Jaguar and Land Rover's 2011 Comeback
Jaguar and Land Rover re-discover that exciting feeling.
Britons sometimes struggle with their cultural identity as the country assimilates immigrants from its former colonies Ironically, the acquisition of two iconic British auto brands—Jaguar and Land Rover—by Tata Motors of India, has allowed both carmakers to rediscover that special something that made them 20th-century icons.
Both brands had languished under the tutelage of their previous owner, Ford Motor Company, producing vehicles that seemed more suited for the British Museum than the open road. Since the 2008 purchase, Tata Motors has wisely adopted a hands-off approach, giving free rein to in-house engineers and designers. The results are positively inspiring.
This is particularly true of Jaguar, which had been producing cars marred by mass-market, copycat design. That’s all changed now. While hints of the coming transformation were evident in the XF and XK models introduced over the past few years, the 2011 Jaguar XJ is solid confirmation of a new direction. This is a luxury four-door sedan with a look that clearly distinguishes the car from its German and Asian competition.
While other colors are available, the XJ looks best dressed in black for a night on the town. Like many objects of desire, the XJ’s initial appeal is best appreciated from a slight distance. Follow it from an adjacent lane and you’ll note how the elongated shape of the side windows establishes a feeling of fluidity, even as the car’s wide stance imbues it with a sense of power. Three vertical strips on the rear LED brake lights curve up and over the trunk line like cat’s claws. That’s not to say the current XJ is not without controversy—you’ll love or hate the black C-pillar panels that are most questionable on lighter-colored models. For safety reasons, the old iconic leaping cat hood ornament is no longer standard equipment, but the emblem clearly has regained its distinctive character.

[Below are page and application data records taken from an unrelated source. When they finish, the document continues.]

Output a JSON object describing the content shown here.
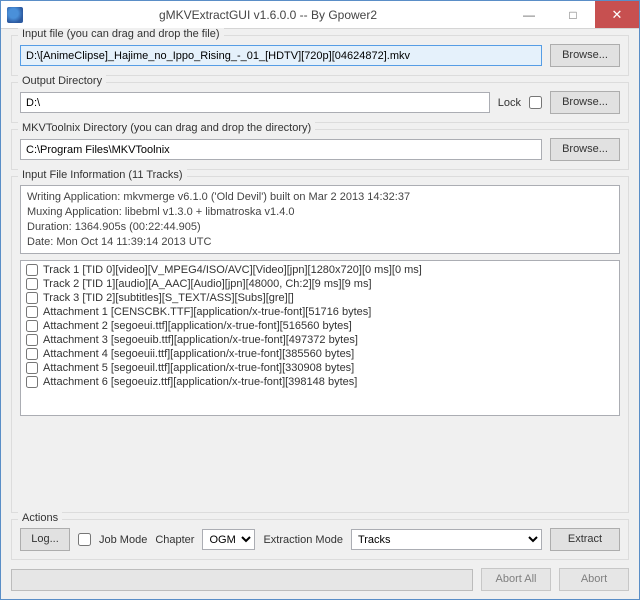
{
  "window": {
    "title": "gMKVExtractGUI v1.6.0.0 -- By Gpower2",
    "min": "—",
    "max": "□",
    "close": "✕"
  },
  "groups": {
    "input_file": "Input file (you can drag and drop the file)",
    "output_dir": "Output Directory",
    "toolnix_dir": "MKVToolnix Directory (you can drag and drop the directory)",
    "file_info": "Input File Information (11 Tracks)",
    "actions": "Actions"
  },
  "fields": {
    "input_file": "D:\\[AnimeClipse]_Hajime_no_Ippo_Rising_-_01_[HDTV][720p][04624872].mkv",
    "output_dir": "D:\\",
    "toolnix_dir": "C:\\Program Files\\MKVToolnix"
  },
  "buttons": {
    "browse": "Browse...",
    "log": "Log...",
    "extract": "Extract",
    "abort_all": "Abort All",
    "abort": "Abort"
  },
  "labels": {
    "lock": "Lock",
    "job_mode": "Job Mode",
    "chapter": "Chapter",
    "extraction_mode": "Extraction Mode"
  },
  "selects": {
    "chapter": "OGM",
    "extraction_mode": "Tracks"
  },
  "info": {
    "l1": "Writing Application: mkvmerge v6.1.0 ('Old Devil') built on Mar  2 2013 14:32:37",
    "l2": "Muxing Application: libebml v1.3.0 + libmatroska v1.4.0",
    "l3": "Duration: 1364.905s (00:22:44.905)",
    "l4": "Date: Mon Oct 14 11:39:14 2013 UTC"
  },
  "tracks": [
    "Track 1 [TID 0][video][V_MPEG4/ISO/AVC][Video][jpn][1280x720][0 ms][0 ms]",
    "Track 2 [TID 1][audio][A_AAC][Audio][jpn][48000, Ch:2][9 ms][9 ms]",
    "Track 3 [TID 2][subtitles][S_TEXT/ASS][Subs][gre][]",
    "Attachment 1 [CENSCBK.TTF][application/x-true-font][51716 bytes]",
    "Attachment 2 [segoeui.ttf][application/x-true-font][516560 bytes]",
    "Attachment 3 [segoeuib.ttf][application/x-true-font][497372 bytes]",
    "Attachment 4 [segoeuii.ttf][application/x-true-font][385560 bytes]",
    "Attachment 5 [segoeuil.ttf][application/x-true-font][330908 bytes]",
    "Attachment 6 [segoeuiz.ttf][application/x-true-font][398148 bytes]"
  ]
}
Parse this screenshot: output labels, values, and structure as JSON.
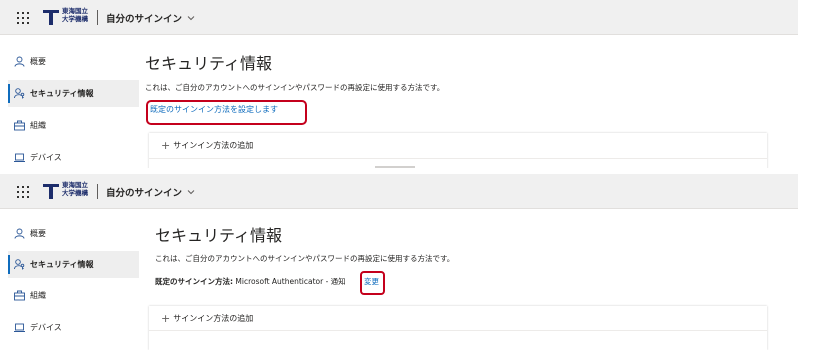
{
  "app": {
    "org_line1": "東海国立",
    "org_line2": "大学機構",
    "title": "自分のサインイン"
  },
  "nav": {
    "items": [
      {
        "label": "概要",
        "icon": "person-icon"
      },
      {
        "label": "セキュリティ情報",
        "icon": "person-key-icon"
      },
      {
        "label": "組織",
        "icon": "briefcase-icon"
      },
      {
        "label": "デバイス",
        "icon": "laptop-icon"
      }
    ]
  },
  "page": {
    "title": "セキュリティ情報",
    "description": "これは、ご自分のアカウントへのサインインやパスワードの再設定に使用する方法です。"
  },
  "panel1": {
    "set_default_link": "既定のサインイン方法を設定します",
    "add_method": "サインイン方法の追加"
  },
  "panel2": {
    "default_label": "既定のサインイン方法:",
    "default_value": "Microsoft Authenticator - 通知",
    "change_link": "変更",
    "add_method": "サインイン方法の追加"
  },
  "colors": {
    "accent": "#0f6cbd",
    "highlight": "#c4001c",
    "topbar": "#f0f0f0"
  }
}
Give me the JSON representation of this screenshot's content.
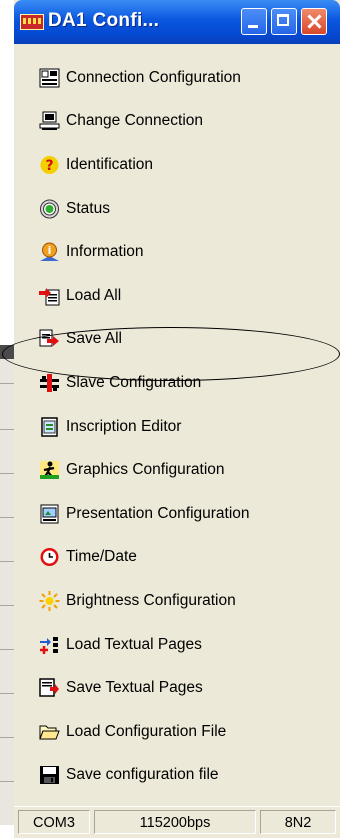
{
  "window": {
    "title": "DA1 Confi..."
  },
  "menu": {
    "items": [
      {
        "label": "Connection Configuration",
        "icon": "connection-config-icon"
      },
      {
        "label": "Change Connection",
        "icon": "change-connection-icon"
      },
      {
        "label": "Identification",
        "icon": "question-icon"
      },
      {
        "label": "Status",
        "icon": "status-icon"
      },
      {
        "label": "Information",
        "icon": "information-icon"
      },
      {
        "label": "Load All",
        "icon": "load-all-icon"
      },
      {
        "label": "Save All",
        "icon": "save-all-icon"
      },
      {
        "label": "Slave Configuration",
        "icon": "slave-config-icon"
      },
      {
        "label": "Inscription Editor",
        "icon": "inscription-editor-icon"
      },
      {
        "label": "Graphics Configuration",
        "icon": "graphics-icon"
      },
      {
        "label": "Presentation Configuration",
        "icon": "presentation-icon"
      },
      {
        "label": "Time/Date",
        "icon": "clock-icon"
      },
      {
        "label": "Brightness Configuration",
        "icon": "brightness-icon"
      },
      {
        "label": "Load Textual Pages",
        "icon": "load-text-icon"
      },
      {
        "label": "Save Textual Pages",
        "icon": "save-text-icon"
      },
      {
        "label": "Load Configuration File",
        "icon": "open-folder-icon"
      },
      {
        "label": "Save configuration file",
        "icon": "floppy-disk-icon"
      }
    ]
  },
  "statusbar": {
    "port": "COM3",
    "baud": "115200bps",
    "format": "8N2"
  }
}
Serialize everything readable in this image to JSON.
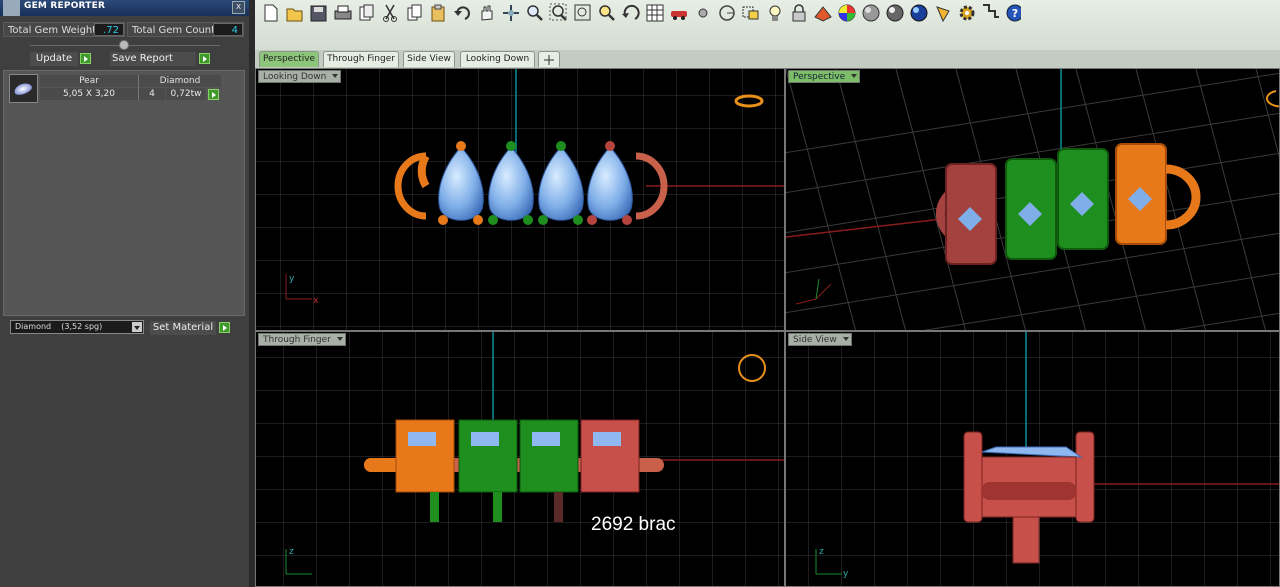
{
  "panel": {
    "title": "GEM REPORTER",
    "close_glyph": "x",
    "total_weight_label": "Total Gem Weight",
    "total_weight_value": ".72",
    "total_count_label": "Total Gem Count",
    "total_count_value": "4",
    "update_label": "Update",
    "save_report_label": "Save Report",
    "columns": [
      "Pear",
      "Diamond"
    ],
    "gem_row": {
      "size": "5,05 X 3,20",
      "count": "4",
      "weight": "0,72tw"
    },
    "material_value": "Diamond    (3,52 spg)",
    "set_material_label": "Set Material"
  },
  "toolbar": {
    "icons": [
      "new-file-icon",
      "open-folder-icon",
      "save-icon",
      "print-icon",
      "copy-doc-icon",
      "cut-icon",
      "copy-icon",
      "paste-icon",
      "undo-icon",
      "pan-hand-icon",
      "move-icon",
      "zoom-icon",
      "zoom-window-icon",
      "zoom-extents-icon",
      "zoom-selected-icon",
      "rotate-view-icon",
      "grid-icon",
      "car-icon",
      "point-icon",
      "circle-icon",
      "select-icon",
      "light-icon",
      "lock-icon",
      "material-icon",
      "color-wheel-icon",
      "sphere-icon",
      "render-sphere-icon",
      "blue-sphere-icon",
      "pin-icon",
      "gear-icon",
      "snap-icon",
      "help-icon"
    ]
  },
  "tabs": [
    "Perspective",
    "Through Finger",
    "Side View",
    "Looking Down"
  ],
  "viewports": {
    "top_left": "Looking Down",
    "top_right": "Perspective",
    "bottom_left": "Through Finger",
    "bottom_right": "Side View"
  },
  "overlay_caption": "2692 brac",
  "colors": {
    "orange": "#e8791a",
    "green": "#1f9a1f",
    "red": "#b5443e",
    "gem": "#8fb8f0",
    "grid": "#3a3a3a"
  }
}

There is a tremendous feeling of light and space inside the cabin thanks to a panoramic glass roof that’s integrated into the roofline. A dark tint and a reflective coating keep the interior from overheating, and electric blinds add another level of protection and privacy.
Design touches like a sweeping instrument panel, a pop-up rotary shifter on the center console, a leather interior and deliberately indulgent oversized retro vents all contribute to a level of sumptuousness that puts you in the enviable position of contemplating your feelings about the leather stitching on the three-spoke steering wheel while listening to the exquisite 1,200-watt Bowers & Wilkins sound system. The rear seats are comfortable, but the long wheelbase version adds five inches of extra legroom at a relatively modest increase in cost.
As befits its name, the Jaguar XJ is quick and quiet, even as the ride remains smooth and stable through the tightest of turns. The chassis is made predominantly with high-tensile strength aluminum, a much harder material to work with than steel, but one that makes the XJ the lightest vehicle in its class. Half of that aluminum is from recycled material, so the car has a green story to tell. Three engine variants are available: a 5.0-liter naturally aspirated V8 with 385 hp, a supercharged 470 hp model and a limited-edition Supersport with 510 hp that growls to 60 mph in 4.7 seconds. Mileage is generally 18 or 19 mpg, depending on the wheelbase length. Prices range from $72,500 to $112,000, depending primarily on engine size and wheelbase length. Instrument displays have been replaced by a high-definition virtual one that adds a bit of theater to the driving experience.